The Environmental Protection Agency has begun testing the air inside dozens of South Bay homes. The houses sit near former industrial properties that have been designated as “Superfund” sites because of high levels of toxic pollution.
The tests will reveal whether dangerous vapors are seeping into the homes from polluted groundwater in a process called vapor intrusion. The tests come decades after the discovery of polluted soil and groundwater in Torrance and the Harbor Gateway area.
The toxins are left over from a chemical plant that made the now-banned pesticide DDT, and a rubber factory. They include benzene, chlorobenzene and trichlorobenzyne, which are all carcinogenic in humans and can also cause nervous system problems.

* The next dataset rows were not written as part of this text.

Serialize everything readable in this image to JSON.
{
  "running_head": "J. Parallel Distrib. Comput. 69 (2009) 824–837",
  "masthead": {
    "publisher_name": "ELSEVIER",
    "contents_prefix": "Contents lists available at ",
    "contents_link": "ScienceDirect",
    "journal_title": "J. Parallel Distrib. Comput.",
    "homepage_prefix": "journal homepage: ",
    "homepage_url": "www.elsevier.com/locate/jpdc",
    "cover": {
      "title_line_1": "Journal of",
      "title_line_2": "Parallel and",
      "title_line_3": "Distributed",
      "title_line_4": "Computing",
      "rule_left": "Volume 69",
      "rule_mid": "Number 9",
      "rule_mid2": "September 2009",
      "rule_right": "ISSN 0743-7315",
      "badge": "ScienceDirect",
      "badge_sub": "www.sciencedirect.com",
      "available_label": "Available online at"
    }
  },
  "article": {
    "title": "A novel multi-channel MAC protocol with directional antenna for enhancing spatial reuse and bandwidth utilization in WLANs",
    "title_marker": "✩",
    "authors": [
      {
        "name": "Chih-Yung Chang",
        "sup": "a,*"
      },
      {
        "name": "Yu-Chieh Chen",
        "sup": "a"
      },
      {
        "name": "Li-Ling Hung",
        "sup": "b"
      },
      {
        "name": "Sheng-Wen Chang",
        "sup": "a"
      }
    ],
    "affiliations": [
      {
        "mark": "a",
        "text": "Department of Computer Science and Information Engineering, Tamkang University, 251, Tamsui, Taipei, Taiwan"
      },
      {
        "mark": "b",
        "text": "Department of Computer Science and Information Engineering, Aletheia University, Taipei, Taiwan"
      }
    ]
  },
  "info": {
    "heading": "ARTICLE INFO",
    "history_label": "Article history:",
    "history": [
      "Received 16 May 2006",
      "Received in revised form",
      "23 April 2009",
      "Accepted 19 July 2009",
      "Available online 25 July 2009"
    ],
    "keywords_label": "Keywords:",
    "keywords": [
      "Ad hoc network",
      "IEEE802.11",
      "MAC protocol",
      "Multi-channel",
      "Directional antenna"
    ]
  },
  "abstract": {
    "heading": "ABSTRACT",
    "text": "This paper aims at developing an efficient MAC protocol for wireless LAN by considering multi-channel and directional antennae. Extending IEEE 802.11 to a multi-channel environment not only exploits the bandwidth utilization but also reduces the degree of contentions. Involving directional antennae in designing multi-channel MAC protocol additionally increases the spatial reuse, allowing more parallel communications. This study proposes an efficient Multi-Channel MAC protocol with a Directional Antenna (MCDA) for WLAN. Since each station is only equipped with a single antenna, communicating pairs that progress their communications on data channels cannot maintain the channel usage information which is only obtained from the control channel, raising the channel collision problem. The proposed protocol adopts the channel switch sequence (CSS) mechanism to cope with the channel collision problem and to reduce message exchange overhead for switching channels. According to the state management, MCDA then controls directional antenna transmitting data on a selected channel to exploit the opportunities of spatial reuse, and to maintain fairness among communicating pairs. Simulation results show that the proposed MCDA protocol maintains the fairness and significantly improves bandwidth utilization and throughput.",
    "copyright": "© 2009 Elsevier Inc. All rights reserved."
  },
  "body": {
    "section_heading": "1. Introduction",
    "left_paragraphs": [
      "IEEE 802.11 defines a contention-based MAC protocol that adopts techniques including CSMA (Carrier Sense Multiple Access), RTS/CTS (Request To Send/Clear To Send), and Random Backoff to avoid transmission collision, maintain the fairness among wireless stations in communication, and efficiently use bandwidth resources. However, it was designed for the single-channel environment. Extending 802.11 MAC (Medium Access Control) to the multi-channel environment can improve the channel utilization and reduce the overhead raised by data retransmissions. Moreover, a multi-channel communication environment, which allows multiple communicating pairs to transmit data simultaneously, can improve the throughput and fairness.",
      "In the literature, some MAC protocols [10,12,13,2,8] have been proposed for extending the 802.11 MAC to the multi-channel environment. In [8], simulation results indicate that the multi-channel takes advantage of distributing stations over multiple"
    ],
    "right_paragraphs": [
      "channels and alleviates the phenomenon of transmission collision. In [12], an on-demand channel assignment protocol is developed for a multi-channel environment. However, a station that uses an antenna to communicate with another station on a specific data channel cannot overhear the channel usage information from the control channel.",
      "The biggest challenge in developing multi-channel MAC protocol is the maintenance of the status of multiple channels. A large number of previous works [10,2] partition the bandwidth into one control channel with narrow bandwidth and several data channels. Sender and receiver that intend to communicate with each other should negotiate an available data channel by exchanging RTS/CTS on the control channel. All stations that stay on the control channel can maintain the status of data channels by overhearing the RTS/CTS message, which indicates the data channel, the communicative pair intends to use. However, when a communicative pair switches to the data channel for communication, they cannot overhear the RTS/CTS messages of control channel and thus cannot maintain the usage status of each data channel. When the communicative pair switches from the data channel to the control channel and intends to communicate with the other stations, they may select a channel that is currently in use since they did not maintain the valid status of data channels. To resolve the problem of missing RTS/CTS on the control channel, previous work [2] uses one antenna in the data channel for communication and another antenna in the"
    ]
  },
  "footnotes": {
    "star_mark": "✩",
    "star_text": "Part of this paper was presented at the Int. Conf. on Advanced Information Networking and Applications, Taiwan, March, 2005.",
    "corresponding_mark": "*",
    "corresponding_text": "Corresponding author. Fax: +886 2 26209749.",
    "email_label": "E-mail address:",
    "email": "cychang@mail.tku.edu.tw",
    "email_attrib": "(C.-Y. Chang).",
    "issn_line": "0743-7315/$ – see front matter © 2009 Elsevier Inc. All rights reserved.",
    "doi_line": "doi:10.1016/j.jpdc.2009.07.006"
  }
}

A major groundwater cleanup in the South Bay began two years ago. The L.A. Times reports the EPA has already spent $48 million cleaning up the sites. The government recovered about #31 million from the companies that were found responsible for the pollution.Residents have been pleading with the EPA for years to conduct the tests. Many say they believe their health has suffered because of the soil and groundwater contamination.
The EPA says it expects to have results from the tests in a few months.
All told, there are 97 Superfund sites in California, including a dozen in Southern California.